3. Read any book written by an Asian author in your favorite genre.
Lonely Castle in the Mirror by Mizuki Tsujimura
Seven students are avoiding going to school, hiding in their darkened bedrooms, unable to face their family and friends, until the moment they discover a portal into another world that offers temporary escape from their stressful lives. Passing through a glowing mirror, they gather in a magnifcent castle which becomes their playground and refuge during school hours. The students are tasked with locating a key, hidden somewhere in the castle, that will allow whoever finds it to be granted one wish. At this moment, the castle will vanish, along with all memories they may have of their adventure. If they fail to leave the castle by 5 pm every afternoon, they will be eaten by the keeper of the castle, an easily provoked and shrill creature named the Wolf Queen.
Delving into their emotional lives with sympathy and a generous warmth, Lonely Castle in the Mirror shows the unexpected rewards of reaching out to others. Exploring vivid human stories with a twisty and puzzle-like plot, this heart-warming novel is full of joy and hope for anyone touched by sadness and vulnerability.
3. Read any nonfiction book written by an Asian author.
She was known to the world as Emily Doe when she stunned millions with a letter. Brock Turner had been sentenced to just six months in county jail after he was found sexually assaulting her on Stanford’s campus. Her victim impact statement was posted on Buzzfeed, where it instantly went viral – viewed by eleven million people within four days, it was translated globally and read on the floor of Congress; it inspired changes in California law and the recall of the judge in the case. Thousands wrote to say that she had given them the courage to share their own experiences of assault for the first time.
Now she reclaims her identity to tell her story of trauma, transcendence, and the power of words. It was the perfect case, in many ways – there were eyewitnesses, Turner ran away, physical evidence was immediately secured. But her struggles with isolation and shame during the aftermath and the trial reveal the oppression victims face in even the best-case scenarios. Her story illuminates a culture biased to protect perpetrators, indicts a criminal justice system designed to fail the most vulnerable, and, ultimately, shines with the courage required to move through suffering and live a full and beautiful life.
5. Read any book written by an Asian author that’s not US-centric.
To the Warm Horizon by Jin-Young Choi

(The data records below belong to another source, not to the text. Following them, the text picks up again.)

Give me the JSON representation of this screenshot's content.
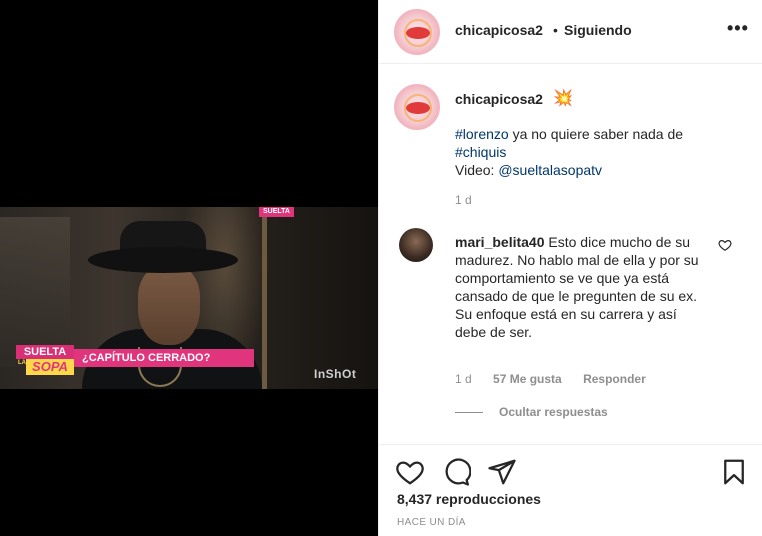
{
  "media": {
    "corner_tag": "SUELTA",
    "logo_top": "SUELTA",
    "logo_la": "LA",
    "logo_bottom": "SOPA",
    "headline": "¿CAPÍTULO CERRADO?",
    "watermark": "InShOt"
  },
  "header": {
    "username": "chicapicosa2",
    "separator": "•",
    "follow_status": "Siguiendo",
    "more": "•••"
  },
  "caption": {
    "username": "chicapicosa2",
    "emoji": "💥",
    "hashtag1": "#lorenzo",
    "line1_rest": " ya no quiere saber nada de",
    "hashtag2": "#chiquis",
    "video_label": "Video: ",
    "mention": "@sueltalasopatv",
    "time": "1 d"
  },
  "comment": {
    "username": "mari_belita40",
    "text": "Esto dice mucho de su madurez. No hablo mal de ella y por su comportamiento se ve que ya está cansado de que le pregunten de su ex. Su enfoque está en su carrera y así debe de ser.",
    "time": "1 d",
    "likes": "57 Me gusta",
    "reply": "Responder",
    "hide_replies": "Ocultar respuestas"
  },
  "actions": {
    "views": "8,437 reproducciones",
    "when": "HACE UN DÍA"
  },
  "colors": {
    "link": "#00376b",
    "muted": "#8e8e8e",
    "brand_pink": "#e0357c"
  },
  "icons": [
    "heart-icon",
    "comment-icon",
    "share-icon",
    "bookmark-icon",
    "more-icon"
  ]
}
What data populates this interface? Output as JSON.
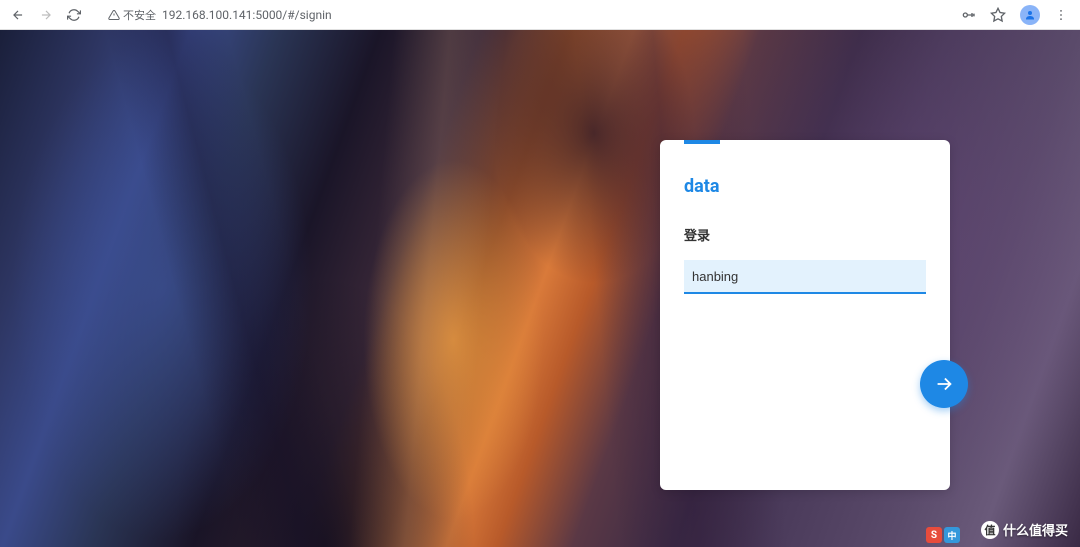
{
  "browser": {
    "url": "192.168.100.141:5000/#/signin",
    "security_label": "不安全"
  },
  "login": {
    "brand": "data",
    "heading": "登录",
    "username_value": "hanbing"
  },
  "watermark": {
    "logo_text": "值",
    "text": "什么值得买"
  },
  "ime": {
    "badge1": "S",
    "badge2": "中"
  }
}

A group of Koreans are making their way across a disease-ravaged landscape—but to what end? To the Warm Horizon shows how in a post-apocalyptic world, humans will still seek purpose, kinship, and even intimacy. Focusing on two young women, Jina and Dori, who find love against all odds, Choi Jin-young creates a dystopia where people are trying to find direction after having their worlds turned upside down.
Lucidly translated from the Korean by Soje, this thoughtful yet gripping novel takes the reader on a journey through how people adjust, or fail to adjust, to catastrophe.
- The Ones We’re Meant to Find by Joan He
- Sorrowland by Rivers Solomon
- Cool for the Summer by Dahlia Adler
- Painting Time by Maylis de Kerangal
- How Do We Know We’re Doing It Right? by Pandora Sykes
- Madam by Phoebe Wynne
- In the Ravenous Dark by A.M. Strickland
- Hang the Moon by Alexandria Bellefleur
- Malibu Rising by Taylor Jenkins Reid
- Unbreak Your Heart by Katie Marsh
That concludes my May TBR. It is honestly just books I have commitments to this month. I really miss mood reading, but I hope to be able to again by the summertime. I will feel sooo satisfied once I am all caught up! Luckily, this is a selection I am excited to read.
Tell me your most anticipated read for May! Will you be taking part in the Asian Readathon?
we are all stardust and stories…